* _ABOUT THIS TASK_
Restate the data below word for word, leaving nothing out.

DATA SHOWN START

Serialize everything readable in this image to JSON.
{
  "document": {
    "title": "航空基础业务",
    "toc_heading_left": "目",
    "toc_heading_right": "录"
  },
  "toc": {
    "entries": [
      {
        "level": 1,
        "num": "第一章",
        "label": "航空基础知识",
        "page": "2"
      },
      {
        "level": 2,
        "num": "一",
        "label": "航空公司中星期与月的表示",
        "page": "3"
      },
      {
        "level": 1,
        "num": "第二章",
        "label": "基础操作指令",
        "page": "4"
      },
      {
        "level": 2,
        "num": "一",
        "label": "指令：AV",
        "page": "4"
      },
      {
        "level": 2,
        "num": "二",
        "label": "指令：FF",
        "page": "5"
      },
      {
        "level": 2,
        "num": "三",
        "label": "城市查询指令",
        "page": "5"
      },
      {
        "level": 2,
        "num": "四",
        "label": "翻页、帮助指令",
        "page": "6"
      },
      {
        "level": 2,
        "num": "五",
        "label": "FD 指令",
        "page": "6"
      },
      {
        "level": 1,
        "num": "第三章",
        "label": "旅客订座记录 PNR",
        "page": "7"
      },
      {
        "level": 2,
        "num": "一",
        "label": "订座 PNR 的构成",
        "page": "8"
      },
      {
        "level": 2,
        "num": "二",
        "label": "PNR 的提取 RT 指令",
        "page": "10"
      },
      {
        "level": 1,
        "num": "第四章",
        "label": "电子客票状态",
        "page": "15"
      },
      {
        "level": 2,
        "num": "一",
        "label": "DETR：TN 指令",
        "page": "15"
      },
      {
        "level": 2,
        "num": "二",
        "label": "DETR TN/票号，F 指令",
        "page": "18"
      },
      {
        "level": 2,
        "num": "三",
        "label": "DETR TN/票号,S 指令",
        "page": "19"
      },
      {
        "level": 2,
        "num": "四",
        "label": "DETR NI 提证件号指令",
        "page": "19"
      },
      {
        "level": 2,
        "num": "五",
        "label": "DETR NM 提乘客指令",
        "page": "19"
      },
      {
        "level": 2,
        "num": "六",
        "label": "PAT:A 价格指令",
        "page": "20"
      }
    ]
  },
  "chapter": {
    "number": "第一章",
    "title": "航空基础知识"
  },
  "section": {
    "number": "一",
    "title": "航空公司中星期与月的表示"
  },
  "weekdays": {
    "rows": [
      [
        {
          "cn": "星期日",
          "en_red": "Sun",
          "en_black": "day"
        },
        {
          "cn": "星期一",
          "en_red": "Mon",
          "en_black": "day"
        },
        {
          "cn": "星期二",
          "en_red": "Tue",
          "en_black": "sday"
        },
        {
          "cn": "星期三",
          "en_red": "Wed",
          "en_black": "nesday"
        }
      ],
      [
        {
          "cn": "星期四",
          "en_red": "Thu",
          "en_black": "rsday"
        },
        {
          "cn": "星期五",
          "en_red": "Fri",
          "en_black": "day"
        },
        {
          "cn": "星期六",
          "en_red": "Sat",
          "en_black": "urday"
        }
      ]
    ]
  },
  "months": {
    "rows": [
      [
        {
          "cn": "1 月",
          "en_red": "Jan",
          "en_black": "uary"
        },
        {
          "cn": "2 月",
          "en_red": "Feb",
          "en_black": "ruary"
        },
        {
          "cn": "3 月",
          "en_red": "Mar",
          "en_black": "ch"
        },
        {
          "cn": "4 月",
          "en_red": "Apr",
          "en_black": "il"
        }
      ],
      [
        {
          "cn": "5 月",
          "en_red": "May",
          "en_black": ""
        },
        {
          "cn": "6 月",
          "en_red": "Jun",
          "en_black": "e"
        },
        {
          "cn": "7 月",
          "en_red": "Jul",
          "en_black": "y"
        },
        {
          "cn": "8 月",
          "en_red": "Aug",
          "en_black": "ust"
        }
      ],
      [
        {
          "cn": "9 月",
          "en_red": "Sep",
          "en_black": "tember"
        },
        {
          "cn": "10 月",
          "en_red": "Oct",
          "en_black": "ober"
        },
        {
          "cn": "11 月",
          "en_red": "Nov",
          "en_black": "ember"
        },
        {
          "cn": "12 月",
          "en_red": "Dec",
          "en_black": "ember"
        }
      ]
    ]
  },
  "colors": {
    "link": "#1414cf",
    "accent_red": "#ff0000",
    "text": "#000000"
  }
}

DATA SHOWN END

* _ANSWER AREA_
Serialize everything readable in this image to JSON.
{
  "document": {
    "title": "航空基础业务",
    "toc_heading_left": "目",
    "toc_heading_right": "录"
  },
  "toc": {
    "entries": [
      {
        "level": 1,
        "num": "第一章",
        "label": "航空基础知识",
        "page": "2"
      },
      {
        "level": 2,
        "num": "一",
        "label": "航空公司中星期与月的表示",
        "page": "3"
      },
      {
        "level": 1,
        "num": "第二章",
        "label": "基础操作指令",
        "page": "4"
      },
      {
        "level": 2,
        "num": "一",
        "label": "指令：AV",
        "page": "4"
      },
      {
        "level": 2,
        "num": "二",
        "label": "指令：FF",
        "page": "5"
      },
      {
        "level": 2,
        "num": "三",
        "label": "城市查询指令",
        "page": "5"
      },
      {
        "level": 2,
        "num": "四",
        "label": "翻页、帮助指令",
        "page": "6"
      },
      {
        "level": 2,
        "num": "五",
        "label": "FD 指令",
        "page": "6"
      },
      {
        "level": 1,
        "num": "第三章",
        "label": "旅客订座记录 PNR",
        "page": "7"
      },
      {
        "level": 2,
        "num": "一",
        "label": "订座 PNR 的构成",
        "page": "8"
      },
      {
        "level": 2,
        "num": "二",
        "label": "PNR 的提取 RT 指令",
        "page": "10"
      },
      {
        "level": 1,
        "num": "第四章",
        "label": "电子客票状态",
        "page": "15"
      },
      {
        "level": 2,
        "num": "一",
        "label": "DETR：TN 指令",
        "page": "15"
      },
      {
        "level": 2,
        "num": "二",
        "label": "DETR TN/票号，F 指令",
        "page": "18"
      },
      {
        "level": 2,
        "num": "三",
        "label": "DETR TN/票号,S 指令",
        "page": "19"
      },
      {
        "level": 2,
        "num": "四",
        "label": "DETR NI 提证件号指令",
        "page": "19"
      },
      {
        "level": 2,
        "num": "五",
        "label": "DETR NM 提乘客指令",
        "page": "19"
      },
      {
        "level": 2,
        "num": "六",
        "label": "PAT:A 价格指令",
        "page": "20"
      }
    ]
  },
  "chapter": {
    "number": "第一章",
    "title": "航空基础知识"
  },
  "section": {
    "number": "一",
    "title": "航空公司中星期与月的表示"
  },
  "weekdays": {
    "rows": [
      [
        {
          "cn": "星期日",
          "en_red": "Sun",
          "en_black": "day"
        },
        {
          "cn": "星期一",
          "en_red": "Mon",
          "en_black": "day"
        },
        {
          "cn": "星期二",
          "en_red": "Tue",
          "en_black": "sday"
        },
        {
          "cn": "星期三",
          "en_red": "Wed",
          "en_black": "nesday"
        }
      ],
      [
        {
          "cn": "星期四",
          "en_red": "Thu",
          "en_black": "rsday"
        },
        {
          "cn": "星期五",
          "en_red": "Fri",
          "en_black": "day"
        },
        {
          "cn": "星期六",
          "en_red": "Sat",
          "en_black": "urday"
        }
      ]
    ]
  },
  "months": {
    "rows": [
      [
        {
          "cn": "1 月",
          "en_red": "Jan",
          "en_black": "uary"
        },
        {
          "cn": "2 月",
          "en_red": "Feb",
          "en_black": "ruary"
        },
        {
          "cn": "3 月",
          "en_red": "Mar",
          "en_black": "ch"
        },
        {
          "cn": "4 月",
          "en_red": "Apr",
          "en_black": "il"
        }
      ],
      [
        {
          "cn": "5 月",
          "en_red": "May",
          "en_black": ""
        },
        {
          "cn": "6 月",
          "en_red": "Jun",
          "en_black": "e"
        },
        {
          "cn": "7 月",
          "en_red": "Jul",
          "en_black": "y"
        },
        {
          "cn": "8 月",
          "en_red": "Aug",
          "en_black": "ust"
        }
      ],
      [
        {
          "cn": "9 月",
          "en_red": "Sep",
          "en_black": "tember"
        },
        {
          "cn": "10 月",
          "en_red": "Oct",
          "en_black": "ober"
        },
        {
          "cn": "11 月",
          "en_red": "Nov",
          "en_black": "ember"
        },
        {
          "cn": "12 月",
          "en_red": "Dec",
          "en_black": "ember"
        }
      ]
    ]
  },
  "colors": {
    "link": "#1414cf",
    "accent_red": "#ff0000",
    "text": "#000000"
  }
}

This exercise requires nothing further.